Supporters of President Donald Trump have stormed the Capitol building in Washington where lawmakers were finalizing President-elect Joe Biden's victory at the ballot box. The proceedings were temporarily suspended but Congress reconvened after order was restored in the building.

The mob charged past police barricades and flooded onto the balcony. They later smashed their way into the Senate chambers, the House of Representatives and the offices of some lawmakers.

US media say one woman was shot and later died. The local police chief said that several officers were injured.

Washington's mayor has ordered a citywide curfew. Riot police and National Guard troops have been deployed to help secure the area.

Biden called the development a sign of American democracy under threat. "Our democracy is under unprecedented assault; unlike anything we've seen in modern times. It must end now. I call on this mob to pull back and allow the work of democracy to go forward," Biden said.

Trump had called for a massive protest in the capital on Wednesday. But he has now released a video message asking the crowd to go home and repeating his baseless claims of voter fraud.

Trump said, "I know your pain. I know you're hurt. We had an election that was stolen from us. It was a landslide election, and everyone knows it, especially the other side. But you have to go home now. We have to have peace. We have to have law and order. We have to respect our great people in law and order."

The joint session of Congress was convened to count the votes of 538 electors chosen from each state -- officially certifying the results of the November election.

The proceedings are usually completed quickly, but they were suspended and members of Congress were evacuated from the building.

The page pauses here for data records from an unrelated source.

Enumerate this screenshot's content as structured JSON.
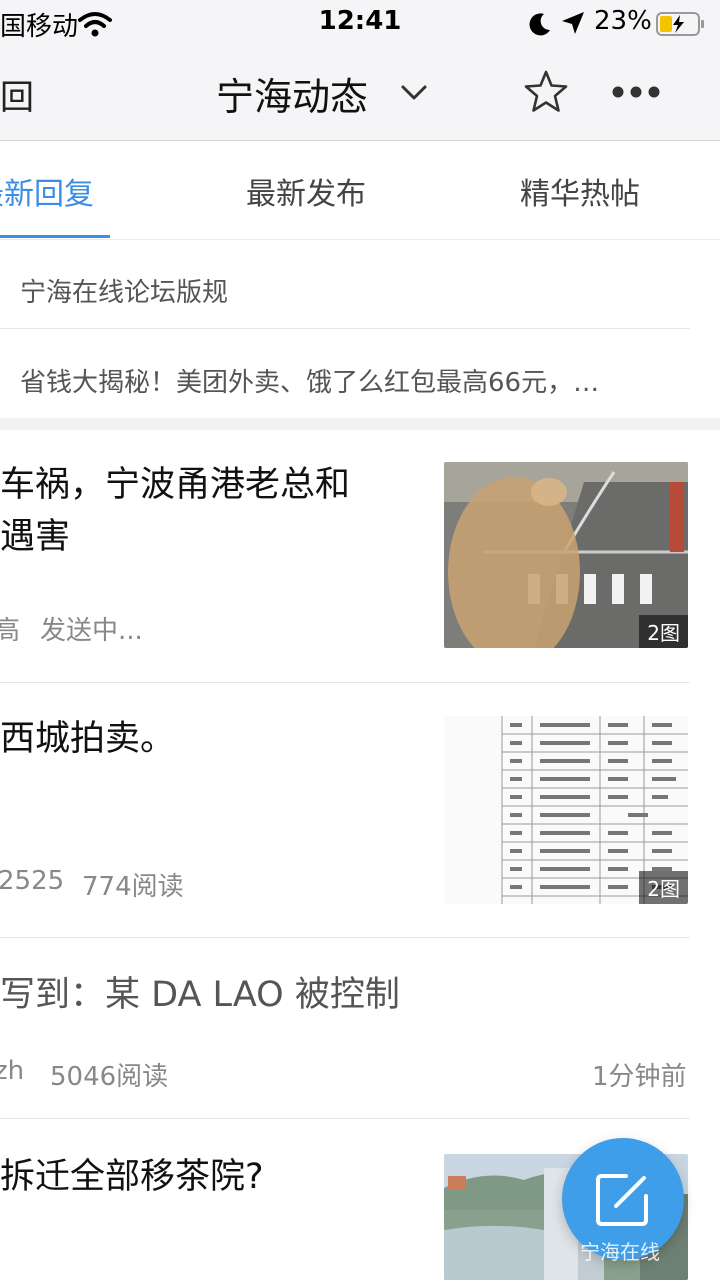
{
  "status_bar": {
    "carrier": "国移动",
    "time": "12:41",
    "battery": "23%",
    "icons": [
      "wifi-icon",
      "moon-icon",
      "location-arrow-icon",
      "battery-charging-icon"
    ]
  },
  "nav": {
    "back_label": "回",
    "title": "宁海动态",
    "icons": [
      "chevron-down-icon",
      "star-icon",
      "more-icon"
    ]
  },
  "tabs": [
    {
      "label": "最新回复",
      "active": true
    },
    {
      "label": "最新发布",
      "active": false
    },
    {
      "label": "精华热帖",
      "active": false
    }
  ],
  "notices": [
    "宁海在线论坛版规",
    "省钱大揭秘！美团外卖、饿了么红包最高66元，…"
  ],
  "feed": [
    {
      "title_line1": "车祸，宁波甬港老总和",
      "title_line2": "遇害",
      "author": "高",
      "status": "发送中...",
      "image_badge": "2图"
    },
    {
      "title_line1": "西城拍卖。",
      "author": "2525",
      "reads": "774阅读",
      "image_badge": "2图"
    },
    {
      "title_line1": "写到：某 DA LAO 被控制",
      "author": "zh",
      "reads": "5046阅读",
      "time": "1分钟前"
    },
    {
      "title_line1": "拆迁全部移茶院?"
    }
  ],
  "fab": {
    "icon": "compose-icon"
  },
  "watermark": "宁海在线",
  "colors": {
    "accent": "#3a8ee6",
    "fab": "#3f9ee9"
  }
}
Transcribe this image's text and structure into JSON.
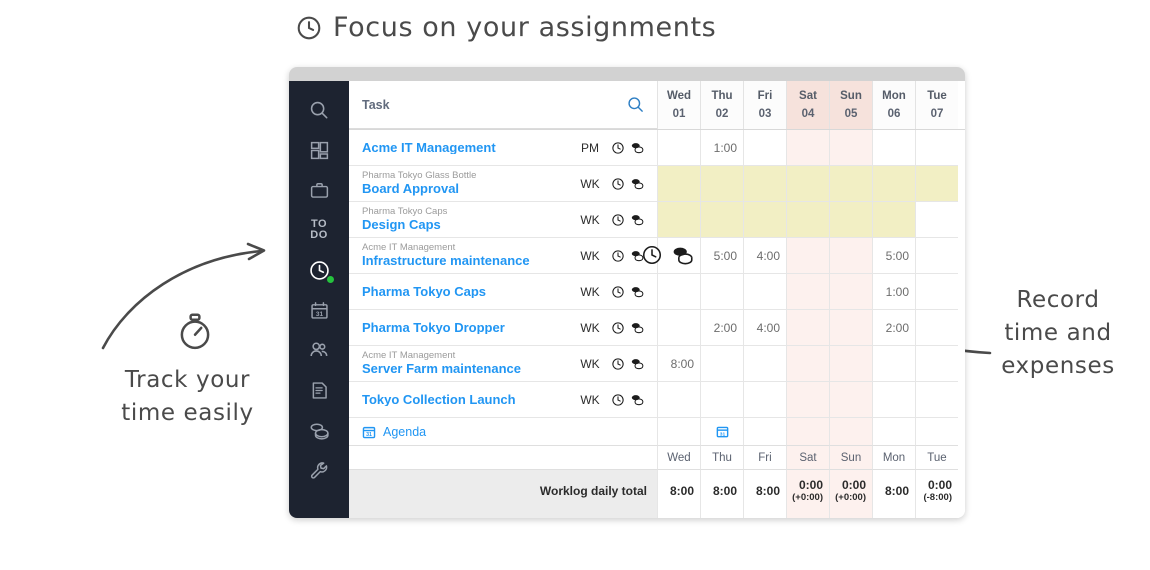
{
  "annotations": {
    "title": "Focus on your assignments",
    "title_icon": "clock-icon",
    "left": "Track your\ntime easily",
    "left_line1": "Track your",
    "left_line2": "time easily",
    "left_icon": "stopwatch-icon",
    "right_line1": "Record",
    "right_line2": "time and",
    "right_line3": "expenses"
  },
  "sidebar": {
    "items": [
      {
        "name": "search-icon",
        "type": "icon",
        "label": ""
      },
      {
        "name": "dashboard-icon",
        "type": "icon",
        "label": ""
      },
      {
        "name": "briefcase-icon",
        "type": "icon",
        "label": ""
      },
      {
        "name": "todo-label",
        "type": "text",
        "label": "TO\nDO",
        "line1": "TO",
        "line2": "DO"
      },
      {
        "name": "clock-icon",
        "type": "icon",
        "label": "",
        "active": true,
        "badge": true
      },
      {
        "name": "calendar-icon",
        "type": "icon",
        "label": "31"
      },
      {
        "name": "people-icon",
        "type": "icon",
        "label": ""
      },
      {
        "name": "document-icon",
        "type": "icon",
        "label": ""
      },
      {
        "name": "coins-icon",
        "type": "icon",
        "label": ""
      },
      {
        "name": "wrench-icon",
        "type": "icon",
        "label": ""
      }
    ]
  },
  "table": {
    "task_header": "Task",
    "search_icon": "search-icon",
    "days": [
      {
        "name": "Wed",
        "num": "01",
        "weekend": false
      },
      {
        "name": "Thu",
        "num": "02",
        "weekend": false
      },
      {
        "name": "Fri",
        "num": "03",
        "weekend": false
      },
      {
        "name": "Sat",
        "num": "04",
        "weekend": true
      },
      {
        "name": "Sun",
        "num": "05",
        "weekend": true
      },
      {
        "name": "Mon",
        "num": "06",
        "weekend": false
      },
      {
        "name": "Tue",
        "num": "07",
        "weekend": false
      }
    ],
    "rows": [
      {
        "parent": "",
        "task": "Acme IT Management",
        "code": "PM",
        "icons": [
          "clock-icon",
          "coins-icon"
        ],
        "values": [
          "",
          "1:00",
          "",
          "",
          "",
          "",
          ""
        ],
        "band": [
          false,
          false,
          false,
          false,
          false,
          false,
          false
        ]
      },
      {
        "parent": "Pharma Tokyo Glass Bottle",
        "task": "Board Approval",
        "code": "WK",
        "icons": [
          "clock-icon",
          "coins-icon"
        ],
        "values": [
          "",
          "",
          "",
          "",
          "",
          "",
          ""
        ],
        "band": [
          true,
          true,
          true,
          true,
          true,
          true,
          true
        ]
      },
      {
        "parent": "Pharma Tokyo Caps",
        "task": "Design Caps",
        "code": "WK",
        "icons": [
          "clock-icon",
          "coins-icon"
        ],
        "values": [
          "",
          "",
          "",
          "",
          "",
          "",
          ""
        ],
        "band": [
          true,
          true,
          true,
          true,
          true,
          true,
          false
        ]
      },
      {
        "parent": "Acme IT Management",
        "task": "Infrastructure maintenance",
        "code": "WK",
        "icons": [
          "clock-icon",
          "coins-icon"
        ],
        "values": [
          "",
          "5:00",
          "4:00",
          "",
          "",
          "5:00",
          ""
        ],
        "band": [
          false,
          false,
          false,
          false,
          false,
          false,
          false
        ]
      },
      {
        "parent": "",
        "task": "Pharma Tokyo Caps",
        "code": "WK",
        "icons": [
          "clock-icon",
          "coins-icon"
        ],
        "values": [
          "",
          "",
          "",
          "",
          "",
          "1:00",
          ""
        ],
        "band": [
          false,
          false,
          false,
          false,
          false,
          false,
          false
        ]
      },
      {
        "parent": "",
        "task": "Pharma Tokyo Dropper",
        "code": "WK",
        "icons": [
          "clock-icon",
          "coins-icon"
        ],
        "values": [
          "",
          "2:00",
          "4:00",
          "",
          "",
          "2:00",
          ""
        ],
        "band": [
          false,
          false,
          false,
          false,
          false,
          false,
          false
        ]
      },
      {
        "parent": "Acme IT Management",
        "task": "Server Farm maintenance",
        "code": "WK",
        "icons": [
          "clock-icon",
          "coins-icon"
        ],
        "values": [
          "8:00",
          "",
          "",
          "",
          "",
          "",
          ""
        ],
        "band": [
          false,
          false,
          false,
          false,
          false,
          false,
          false
        ]
      },
      {
        "parent": "",
        "task": "Tokyo Collection Launch",
        "code": "WK",
        "icons": [
          "clock-icon",
          "coins-icon"
        ],
        "values": [
          "",
          "",
          "",
          "",
          "",
          "",
          ""
        ],
        "band": [
          false,
          false,
          false,
          false,
          false,
          false,
          false
        ]
      }
    ],
    "agenda": {
      "label": "Agenda",
      "icon": "calendar-icon",
      "markers": [
        false,
        true,
        false,
        false,
        false,
        false,
        false
      ]
    },
    "footer": {
      "totals_label": "Worklog daily total",
      "totals": [
        {
          "main": "8:00",
          "sub": ""
        },
        {
          "main": "8:00",
          "sub": ""
        },
        {
          "main": "8:00",
          "sub": ""
        },
        {
          "main": "0:00",
          "sub": "(+0:00)"
        },
        {
          "main": "0:00",
          "sub": "(+0:00)"
        },
        {
          "main": "8:00",
          "sub": ""
        },
        {
          "main": "0:00",
          "sub": "(-8:00)"
        }
      ]
    }
  },
  "highlight": {
    "icons": [
      "clock-icon",
      "coins-icon"
    ]
  },
  "colors": {
    "sidebar_bg": "#1d2330",
    "link_blue": "#2196f3",
    "band_yellow": "#f2efc4",
    "weekend_tint": "#fdf1ee",
    "weekend_header": "#f6e2dc",
    "badge_green": "#25c23d",
    "ink": "#4a4a4a"
  }
}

Biden's victory is expected to be finalized once the proceedings resume, since it is unlikely that Congress will approve any objections by Republican lawmakers.